╭─ Provided records

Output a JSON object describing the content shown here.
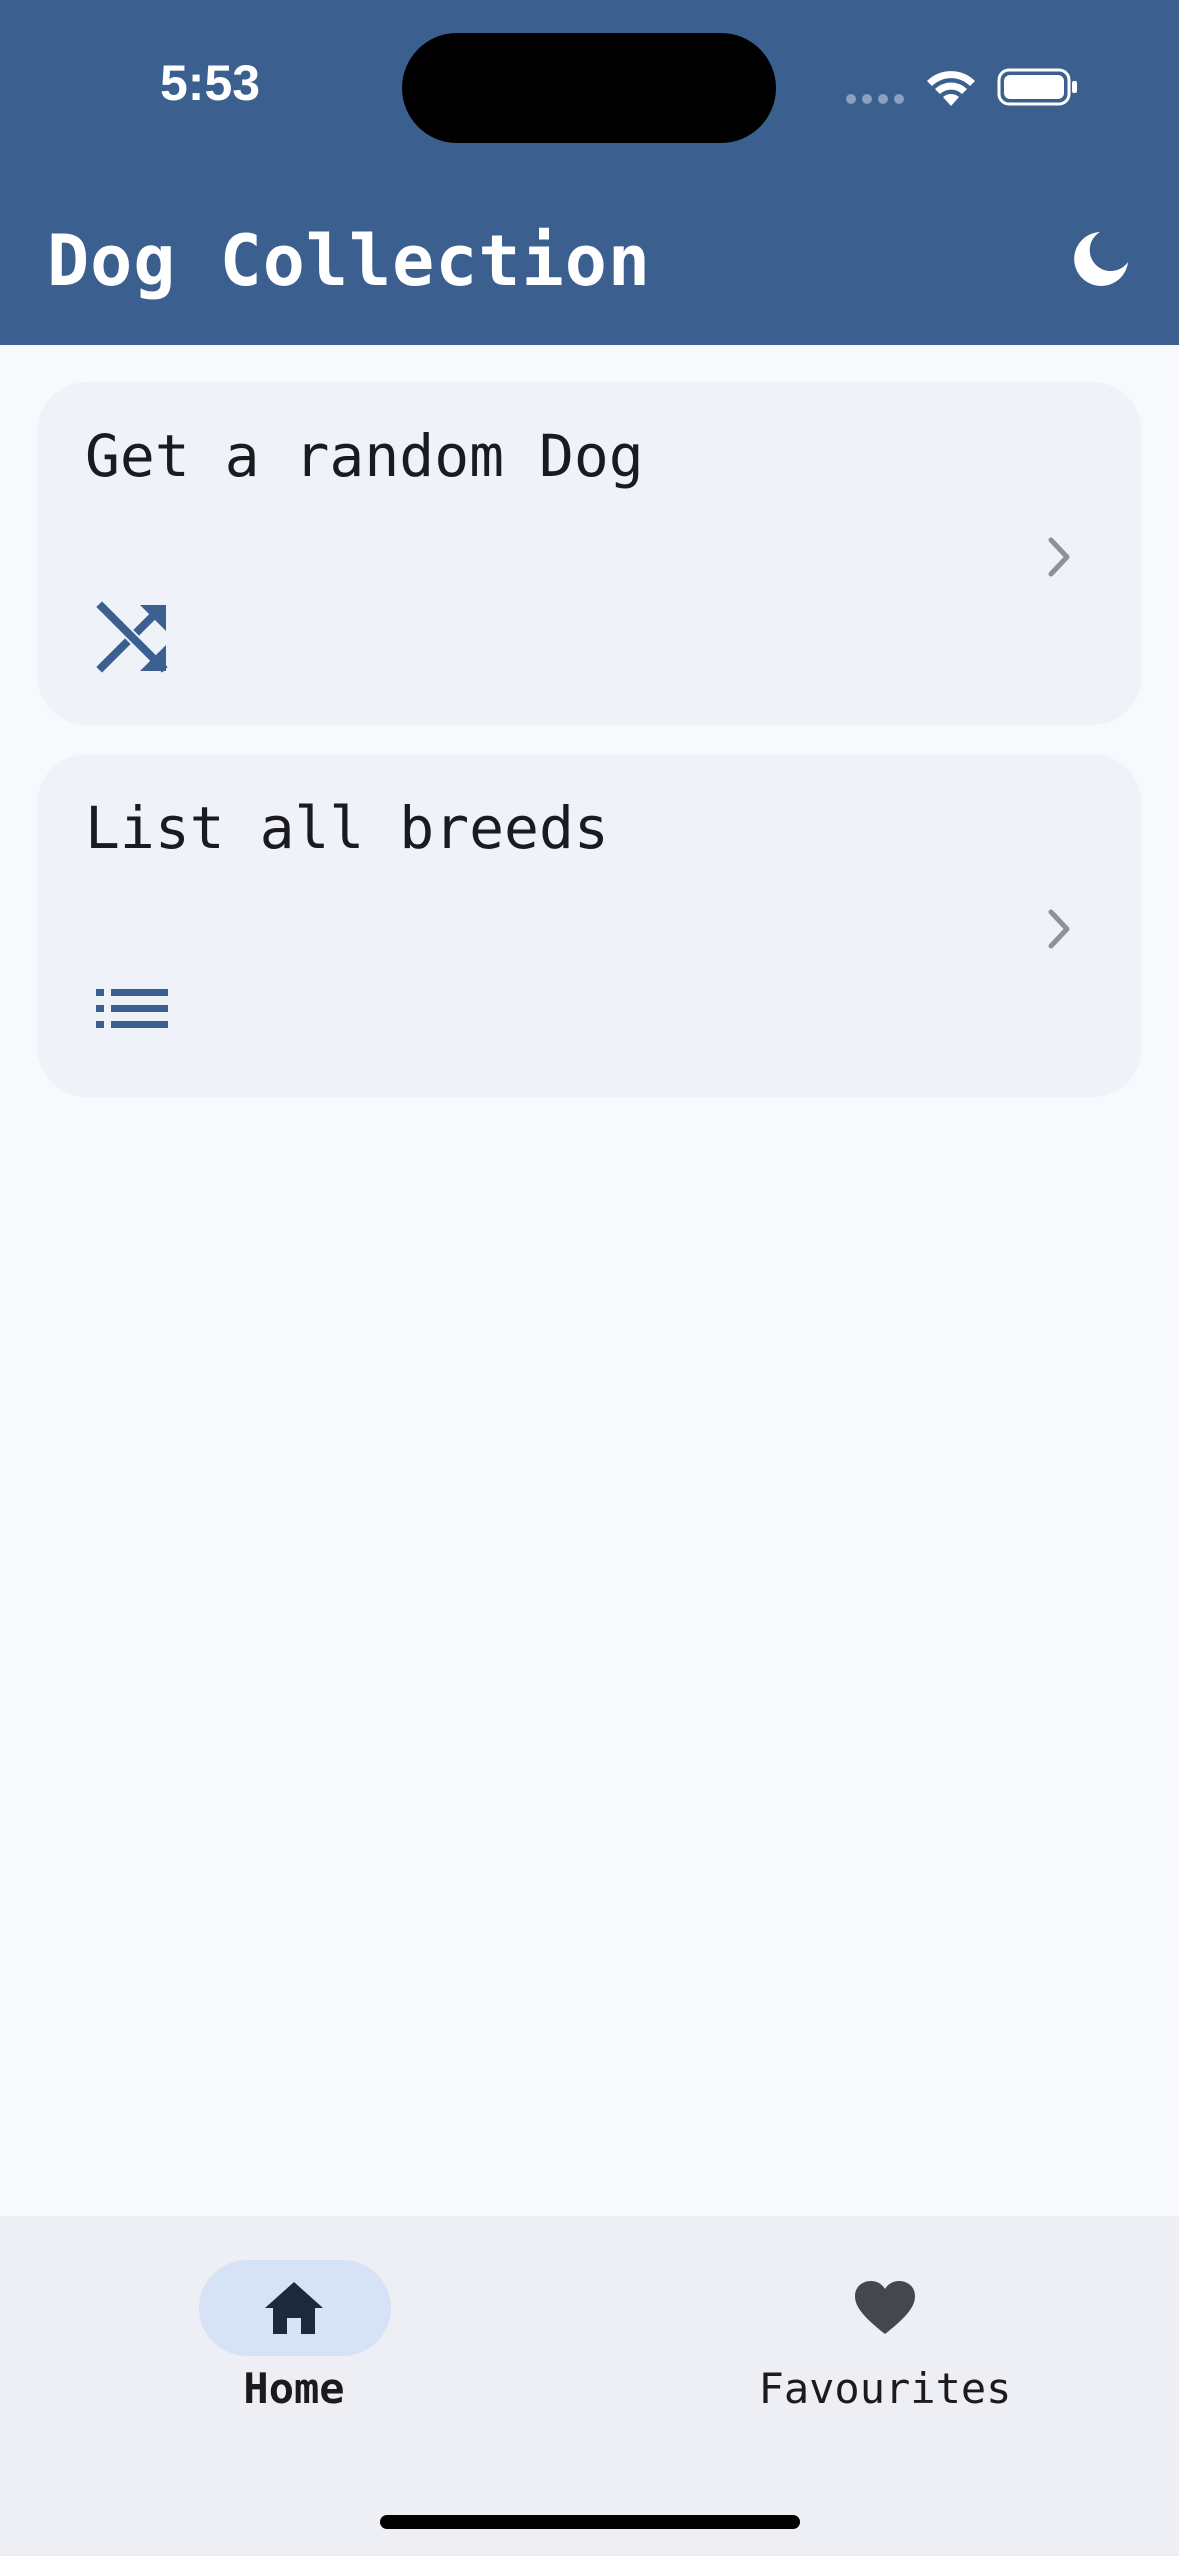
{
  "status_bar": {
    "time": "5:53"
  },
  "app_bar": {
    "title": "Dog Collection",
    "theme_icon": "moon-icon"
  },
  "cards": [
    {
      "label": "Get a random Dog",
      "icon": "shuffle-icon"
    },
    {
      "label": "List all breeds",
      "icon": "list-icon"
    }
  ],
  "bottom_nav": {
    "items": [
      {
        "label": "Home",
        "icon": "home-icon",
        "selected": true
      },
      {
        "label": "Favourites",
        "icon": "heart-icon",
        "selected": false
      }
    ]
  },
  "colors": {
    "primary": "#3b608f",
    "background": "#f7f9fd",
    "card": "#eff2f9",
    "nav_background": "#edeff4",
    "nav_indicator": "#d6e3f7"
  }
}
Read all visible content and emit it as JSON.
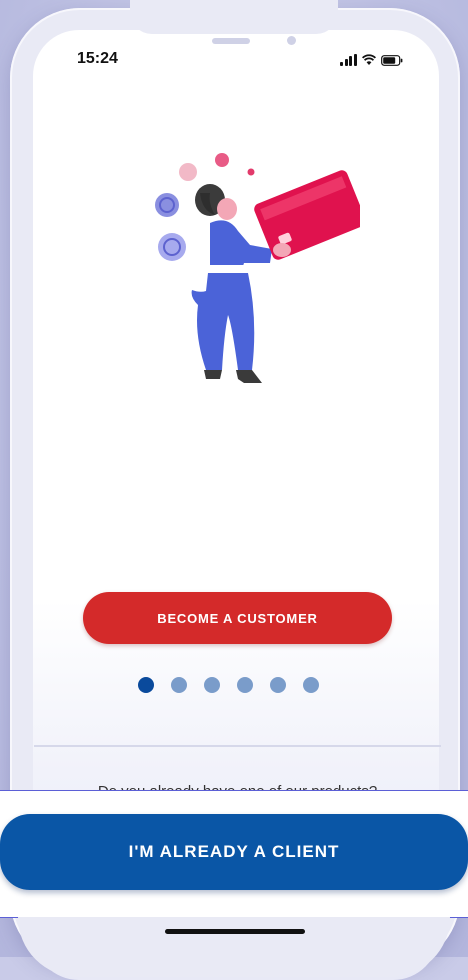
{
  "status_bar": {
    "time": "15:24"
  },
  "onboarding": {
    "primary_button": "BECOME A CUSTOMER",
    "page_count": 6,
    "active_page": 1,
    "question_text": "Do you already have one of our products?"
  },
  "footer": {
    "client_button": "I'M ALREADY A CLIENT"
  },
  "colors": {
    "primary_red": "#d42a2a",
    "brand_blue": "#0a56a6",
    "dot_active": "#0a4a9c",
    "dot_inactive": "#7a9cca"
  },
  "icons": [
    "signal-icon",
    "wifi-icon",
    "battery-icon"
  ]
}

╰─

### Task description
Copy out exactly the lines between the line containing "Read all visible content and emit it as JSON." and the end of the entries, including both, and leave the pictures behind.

### Exercise response
Read all visible content and emit it as JSON.
{
  "status_bar": {
    "time": "15:24"
  },
  "onboarding": {
    "primary_button": "BECOME A CUSTOMER",
    "page_count": 6,
    "active_page": 1,
    "question_text": "Do you already have one of our products?"
  },
  "footer": {
    "client_button": "I'M ALREADY A CLIENT"
  },
  "colors": {
    "primary_red": "#d42a2a",
    "brand_blue": "#0a56a6",
    "dot_active": "#0a4a9c",
    "dot_inactive": "#7a9cca"
  },
  "icons": [
    "signal-icon",
    "wifi-icon",
    "battery-icon"
  ]
}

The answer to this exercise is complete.